close up of runners in the marathon

Joint pain: herbal relief and natural remedies

Now’s the time to give your joints some special attention to get them ready for the marathon season.

Editor Jane Garton goes in search of the herbs that can help to make them more flexible as well as ease any joint pain.

It’s marathon season again with the London Marathon on April 28th and if you are a runner now’s the time to make sure your muscles and joints are in the very best condition to take you to the finishing line. But what if they are stiff and sore and starting to play you up just as you are about to get super active?


A dose of the herb Devil’s Claw may be just what’s called for to smooth things out as well as reducing any joint pain and discomfort.

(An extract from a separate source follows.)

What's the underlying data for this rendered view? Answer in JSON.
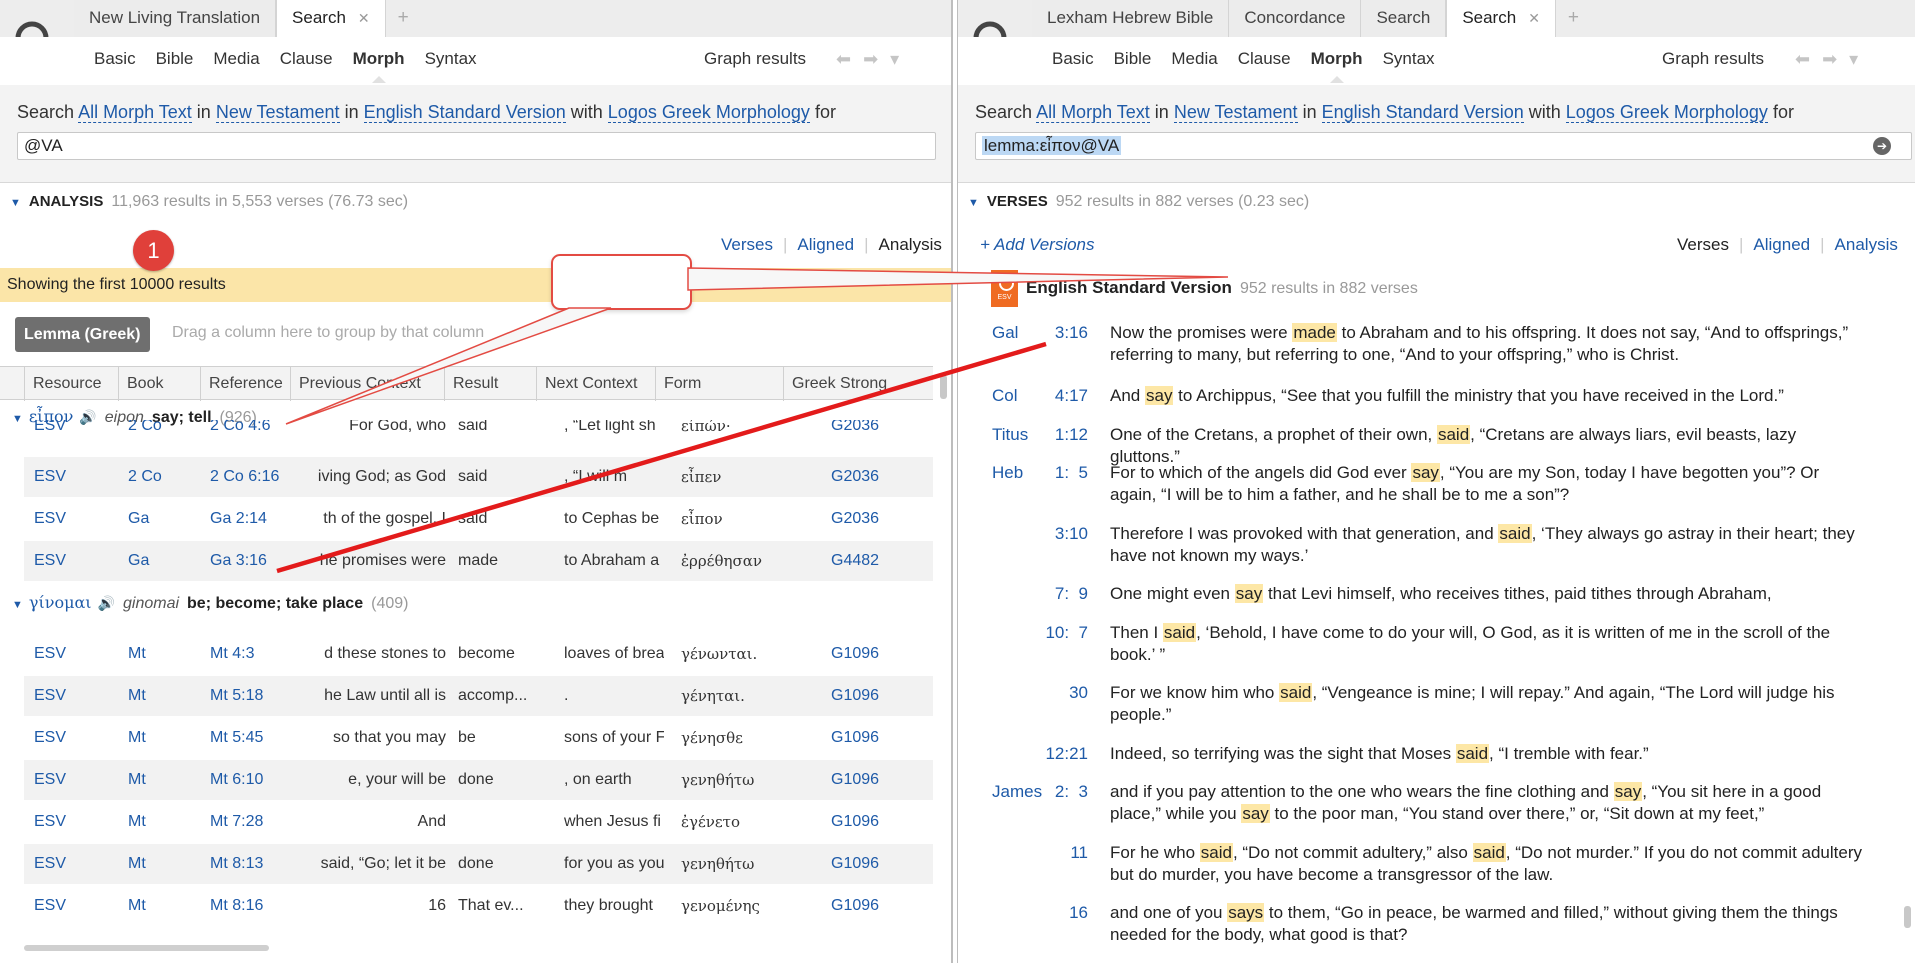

When it comes to soothing aching joints Devil’s Claw, long used by Bushmen living in the Kalahari Sands of Namibia, is the herb to try. And now research[i] shows that these Bushmen may indeed have known a thing or two when it comes to reducing joint swelling and pain: Devil’s Claw has been found to contain substances with analgesic and anti-inflammatory properties.

The good news is it has no side effects. The anti-inflammatory action doesn’t block any of the body’s natural processes, as some conventional medications do, so there is no danger of harming the stomach lining, the kidneys, or of causing any circulation or vascular problems.

So how does it work? No one knows for sure but the anti-inflammatory properties of the active compounds, the harpagosides and the plants sterols found in its roots, are thought to be responsible.


Much-loved ginger has a warming effect on the body, helping to boost circulation and ease inflamed joints as well as any lingering aches and pains.  Include it in your cooking or make yourself a ginger tea. Simply add half a teaspoon of grated ginger root to a cup of very hot water. For extra zing add a pinch of cinnamon or a squeeze of fresh lemon juice.

Alternatively, mix a couple of drops of ginger oil with a tablespoon of almond oil and rub into any areas giving you gyp or have a ginger herbal bath. Just peel and slice a three-inch chunk of fresh ginger root into a pan of water, bring to the boil and simmer until it is a strong dark yellow. Strain, add to the bath and have a good soak


Although mostly used to treat anxiety and stress, the Siberian herb rhodiola rosea also has performance-enhancing benefits both mentally and physically. Try taking this wonderful remedy before you run a marathon and during training to maximise your fitness potential.


Keeping on the move is one of the best ways to ease any discomfort and stop joints seizing up. A gentle activity such as swimming which puts no strain on joints is a good option.

Whether you’re reading, working, or watching TV, change positions often. Take regular breaks from your desk or your chair and move around as much as you can.

If you’re overweight losing just 5% of your body weight can help ease joint pain.

Try to stretch daily, but don’t stretch cold muscles. Do a light warm up before stretching to loosen up joints and the ligaments and tendons around them.

Muscles that ache after exercising is normal. But if your pain lasts longer than 48 hours, you may have overstressed your joints. Try not to overdo it when it comes to exercise. Working through the pain may lead to injury or damage.


[i] Chung HJ, Kyung Kim W, Joo Park H, Cho L, Kim MR, Kim MJ, Shin JS, Ho Lee J, Ha IH, Kook Lee S. Anti-osteoporotic activity of harpagide by regulation of bone formation in osteoblast cell culture and ovariectomy-induced bone loss mouse models. J Ethnopharmacol. 2016 Feb 17;179:66-75. doi: 10.1016/j.jep.2015.12.025.

Add comment